_What you need to do_
Restate the data below word for word. Leave the images out.

_Given data_
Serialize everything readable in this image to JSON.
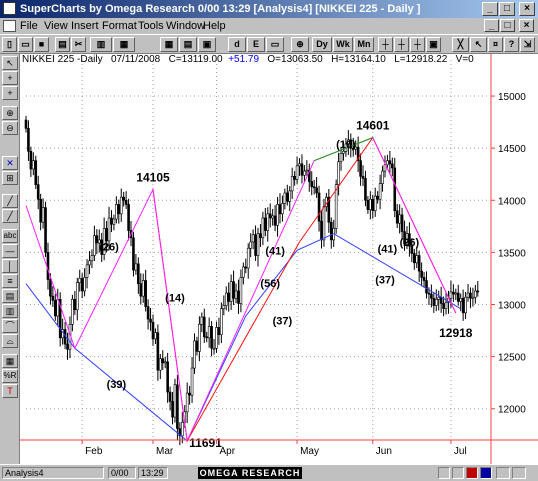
{
  "window": {
    "title": "SuperCharts by Omega Research 0/00 13:29 [Analysis4] [NIKKEI 225 - Daily ]",
    "controls": [
      "_",
      "□",
      "×"
    ]
  },
  "menu": {
    "items": [
      "File",
      "View",
      "Insert",
      "Format",
      "Tools",
      "Window",
      "Help"
    ],
    "doc_controls": [
      "_",
      "□",
      "×"
    ]
  },
  "toolbar": {
    "left_buttons": [
      "new",
      "open",
      "save",
      "print-preview",
      "cut",
      "copy",
      "paste",
      "format-bars",
      "insert-indicator",
      "data",
      "ez-data",
      "toggle"
    ],
    "interval_buttons": [
      "Dy",
      "Wk",
      "Mn"
    ],
    "right_buttons": [
      "bars-up",
      "bars-down",
      "zoom-in",
      "zoom-out",
      "chart",
      "grid",
      "cursor",
      "link",
      "help",
      "exit"
    ]
  },
  "drawing_tools": [
    "pointer",
    "crosshair",
    "zoom-in",
    "zoom-out",
    "delete",
    "trendline",
    "fibonacci",
    "text",
    "horizontal-line",
    "vertical-line",
    "channel",
    "speed-lines",
    "arc",
    "cycle",
    "percent-retracement",
    "gann"
  ],
  "info_line": {
    "symbol": "NIKKEI 225 -Daily",
    "date": "07/11/2008",
    "close": "C=13119.00",
    "change": "+51.79",
    "open": "O=13063.50",
    "high": "H=13164.10",
    "low": "L=12918.22",
    "volume": "V=0"
  },
  "status": {
    "analysis": "Analysis4",
    "position": "0/00",
    "time": "13:29",
    "brand": "OMEGA RESEARCH"
  },
  "chart_data": {
    "type": "candlestick",
    "y_range": [
      11700,
      15250
    ],
    "y_ticks": [
      12000,
      12500,
      13000,
      13500,
      14000,
      14500,
      15000
    ],
    "x_labels": [
      "Feb",
      "Mar",
      "Apr",
      "May",
      "Jun",
      "Jul"
    ],
    "x_label_days": [
      23,
      52,
      78,
      111,
      142,
      174
    ],
    "day_range": [
      0,
      190
    ],
    "closes": [
      14690,
      14470,
      14300,
      14380,
      14150,
      14010,
      13790,
      13930,
      13500,
      13240,
      13080,
      13040,
      12890,
      13050,
      12680,
      12760,
      12620,
      12570,
      12810,
      13050,
      12950,
      13210,
      13250,
      13130,
      13260,
      13380,
      13420,
      13470,
      13660,
      13590,
      13620,
      13480,
      13730,
      13610,
      13830,
      13770,
      13820,
      13960,
      13870,
      14030,
      14000,
      13960,
      13710,
      13640,
      13330,
      13390,
      13200,
      13080,
      13230,
      12980,
      12860,
      12830,
      12670,
      12730,
      12370,
      12480,
      12440,
      12450,
      12160,
      12070,
      11920,
      12230,
      11810,
      11740,
      11870,
      11970,
      12150,
      12130,
      12390,
      12650,
      12550,
      12810,
      12880,
      12690,
      12680,
      12790,
      12580,
      12580,
      12780,
      12710,
      12960,
      12990,
      13110,
      13030,
      13220,
      13060,
      13130,
      13010,
      13260,
      13360,
      13350,
      13540,
      13600,
      13670,
      13470,
      13680,
      13640,
      13830,
      13710,
      13870,
      13830,
      13850,
      13760,
      13960,
      13870,
      13970,
      14070,
      13990,
      14090,
      14230,
      14200,
      14330,
      14350,
      14240,
      14280,
      14290,
      14180,
      14130,
      14120,
      14070,
      13800,
      13620,
      13940,
      14030,
      13790,
      13620,
      13730,
      14150,
      14370,
      14450,
      14470,
      14540,
      14580,
      14500,
      14490,
      14510,
      14380,
      14230,
      14210,
      14000,
      13910,
      14010,
      13900,
      14040,
      14010,
      14160,
      14280,
      14340,
      14380,
      14350,
      14310,
      13900,
      13780,
      13860,
      13700,
      13580,
      13680,
      13560,
      13490,
      13400,
      13470,
      13320,
      13260,
      13230,
      13110,
      13100,
      13060,
      12990,
      13050,
      13070,
      13010,
      12960,
      13020,
      13060,
      13120,
      13100,
      13110,
      13030,
      13060,
      12920,
      13070,
      13110,
      13060,
      13070,
      13130,
      13120
    ],
    "waves": {
      "blue": [
        [
          0,
          13200
        ],
        [
          20,
          12580
        ],
        [
          66,
          11691
        ],
        [
          90,
          12890
        ],
        [
          111,
          13520
        ],
        [
          126,
          13680
        ],
        [
          178,
          12960
        ]
      ],
      "red": [
        [
          52,
          14105
        ],
        [
          66,
          11691
        ],
        [
          112,
          13600
        ],
        [
          142,
          14601
        ],
        [
          176,
          12918
        ]
      ],
      "magenta": [
        [
          0,
          13950
        ],
        [
          20,
          12580
        ],
        [
          52,
          14105
        ],
        [
          66,
          11691
        ],
        [
          118,
          14380
        ],
        [
          142,
          14601
        ],
        [
          176,
          12918
        ]
      ],
      "green": [
        [
          118,
          14380
        ],
        [
          142,
          14601
        ]
      ]
    },
    "peak_labels": [
      {
        "text": "14105",
        "day": 52,
        "price": 14105,
        "pos": "above"
      },
      {
        "text": "14601",
        "day": 142,
        "price": 14601,
        "pos": "above"
      },
      {
        "text": "11691",
        "day": 66,
        "price": 11691,
        "pos": "right"
      },
      {
        "text": "12918",
        "day": 176,
        "price": 12918,
        "pos": "below"
      }
    ],
    "annotations": [
      {
        "text": "(26)",
        "day": 34,
        "price": 13520
      },
      {
        "text": "(14)",
        "day": 61,
        "price": 13030
      },
      {
        "text": "(39)",
        "day": 37,
        "price": 12200
      },
      {
        "text": "(41)",
        "day": 102,
        "price": 13480
      },
      {
        "text": "(56)",
        "day": 100,
        "price": 13170
      },
      {
        "text": "(37)",
        "day": 105,
        "price": 12810
      },
      {
        "text": "(16)",
        "day": 131,
        "price": 14500
      },
      {
        "text": "(41)",
        "day": 148,
        "price": 13500
      },
      {
        "text": "(26)",
        "day": 157,
        "price": 13560
      },
      {
        "text": "(37)",
        "day": 147,
        "price": 13200
      }
    ]
  }
}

_Reply to the exercise_
Serialize everything readable in this image to JSON.
{
  "window": {
    "title": "SuperCharts by Omega Research 0/00 13:29 [Analysis4] [NIKKEI 225 - Daily ]",
    "controls": [
      "_",
      "□",
      "×"
    ]
  },
  "menu": {
    "items": [
      "File",
      "View",
      "Insert",
      "Format",
      "Tools",
      "Window",
      "Help"
    ],
    "doc_controls": [
      "_",
      "□",
      "×"
    ]
  },
  "toolbar": {
    "left_buttons": [
      "new",
      "open",
      "save",
      "print-preview",
      "cut",
      "copy",
      "paste",
      "format-bars",
      "insert-indicator",
      "data",
      "ez-data",
      "toggle"
    ],
    "interval_buttons": [
      "Dy",
      "Wk",
      "Mn"
    ],
    "right_buttons": [
      "bars-up",
      "bars-down",
      "zoom-in",
      "zoom-out",
      "chart",
      "grid",
      "cursor",
      "link",
      "help",
      "exit"
    ]
  },
  "drawing_tools": [
    "pointer",
    "crosshair",
    "zoom-in",
    "zoom-out",
    "delete",
    "trendline",
    "fibonacci",
    "text",
    "horizontal-line",
    "vertical-line",
    "channel",
    "speed-lines",
    "arc",
    "cycle",
    "percent-retracement",
    "gann"
  ],
  "info_line": {
    "symbol": "NIKKEI 225 -Daily",
    "date": "07/11/2008",
    "close": "C=13119.00",
    "change": "+51.79",
    "open": "O=13063.50",
    "high": "H=13164.10",
    "low": "L=12918.22",
    "volume": "V=0"
  },
  "status": {
    "analysis": "Analysis4",
    "position": "0/00",
    "time": "13:29",
    "brand": "OMEGA RESEARCH"
  },
  "chart_data": {
    "type": "candlestick",
    "y_range": [
      11700,
      15250
    ],
    "y_ticks": [
      12000,
      12500,
      13000,
      13500,
      14000,
      14500,
      15000
    ],
    "x_labels": [
      "Feb",
      "Mar",
      "Apr",
      "May",
      "Jun",
      "Jul"
    ],
    "x_label_days": [
      23,
      52,
      78,
      111,
      142,
      174
    ],
    "day_range": [
      0,
      190
    ],
    "closes": [
      14690,
      14470,
      14300,
      14380,
      14150,
      14010,
      13790,
      13930,
      13500,
      13240,
      13080,
      13040,
      12890,
      13050,
      12680,
      12760,
      12620,
      12570,
      12810,
      13050,
      12950,
      13210,
      13250,
      13130,
      13260,
      13380,
      13420,
      13470,
      13660,
      13590,
      13620,
      13480,
      13730,
      13610,
      13830,
      13770,
      13820,
      13960,
      13870,
      14030,
      14000,
      13960,
      13710,
      13640,
      13330,
      13390,
      13200,
      13080,
      13230,
      12980,
      12860,
      12830,
      12670,
      12730,
      12370,
      12480,
      12440,
      12450,
      12160,
      12070,
      11920,
      12230,
      11810,
      11740,
      11870,
      11970,
      12150,
      12130,
      12390,
      12650,
      12550,
      12810,
      12880,
      12690,
      12680,
      12790,
      12580,
      12580,
      12780,
      12710,
      12960,
      12990,
      13110,
      13030,
      13220,
      13060,
      13130,
      13010,
      13260,
      13360,
      13350,
      13540,
      13600,
      13670,
      13470,
      13680,
      13640,
      13830,
      13710,
      13870,
      13830,
      13850,
      13760,
      13960,
      13870,
      13970,
      14070,
      13990,
      14090,
      14230,
      14200,
      14330,
      14350,
      14240,
      14280,
      14290,
      14180,
      14130,
      14120,
      14070,
      13800,
      13620,
      13940,
      14030,
      13790,
      13620,
      13730,
      14150,
      14370,
      14450,
      14470,
      14540,
      14580,
      14500,
      14490,
      14510,
      14380,
      14230,
      14210,
      14000,
      13910,
      14010,
      13900,
      14040,
      14010,
      14160,
      14280,
      14340,
      14380,
      14350,
      14310,
      13900,
      13780,
      13860,
      13700,
      13580,
      13680,
      13560,
      13490,
      13400,
      13470,
      13320,
      13260,
      13230,
      13110,
      13100,
      13060,
      12990,
      13050,
      13070,
      13010,
      12960,
      13020,
      13060,
      13120,
      13100,
      13110,
      13030,
      13060,
      12920,
      13070,
      13110,
      13060,
      13070,
      13130,
      13120
    ],
    "waves": {
      "blue": [
        [
          0,
          13200
        ],
        [
          20,
          12580
        ],
        [
          66,
          11691
        ],
        [
          90,
          12890
        ],
        [
          111,
          13520
        ],
        [
          126,
          13680
        ],
        [
          178,
          12960
        ]
      ],
      "red": [
        [
          52,
          14105
        ],
        [
          66,
          11691
        ],
        [
          112,
          13600
        ],
        [
          142,
          14601
        ],
        [
          176,
          12918
        ]
      ],
      "magenta": [
        [
          0,
          13950
        ],
        [
          20,
          12580
        ],
        [
          52,
          14105
        ],
        [
          66,
          11691
        ],
        [
          118,
          14380
        ],
        [
          142,
          14601
        ],
        [
          176,
          12918
        ]
      ],
      "green": [
        [
          118,
          14380
        ],
        [
          142,
          14601
        ]
      ]
    },
    "peak_labels": [
      {
        "text": "14105",
        "day": 52,
        "price": 14105,
        "pos": "above"
      },
      {
        "text": "14601",
        "day": 142,
        "price": 14601,
        "pos": "above"
      },
      {
        "text": "11691",
        "day": 66,
        "price": 11691,
        "pos": "right"
      },
      {
        "text": "12918",
        "day": 176,
        "price": 12918,
        "pos": "below"
      }
    ],
    "annotations": [
      {
        "text": "(26)",
        "day": 34,
        "price": 13520
      },
      {
        "text": "(14)",
        "day": 61,
        "price": 13030
      },
      {
        "text": "(39)",
        "day": 37,
        "price": 12200
      },
      {
        "text": "(41)",
        "day": 102,
        "price": 13480
      },
      {
        "text": "(56)",
        "day": 100,
        "price": 13170
      },
      {
        "text": "(37)",
        "day": 105,
        "price": 12810
      },
      {
        "text": "(16)",
        "day": 131,
        "price": 14500
      },
      {
        "text": "(41)",
        "day": 148,
        "price": 13500
      },
      {
        "text": "(26)",
        "day": 157,
        "price": 13560
      },
      {
        "text": "(37)",
        "day": 147,
        "price": 13200
      }
    ]
  }
}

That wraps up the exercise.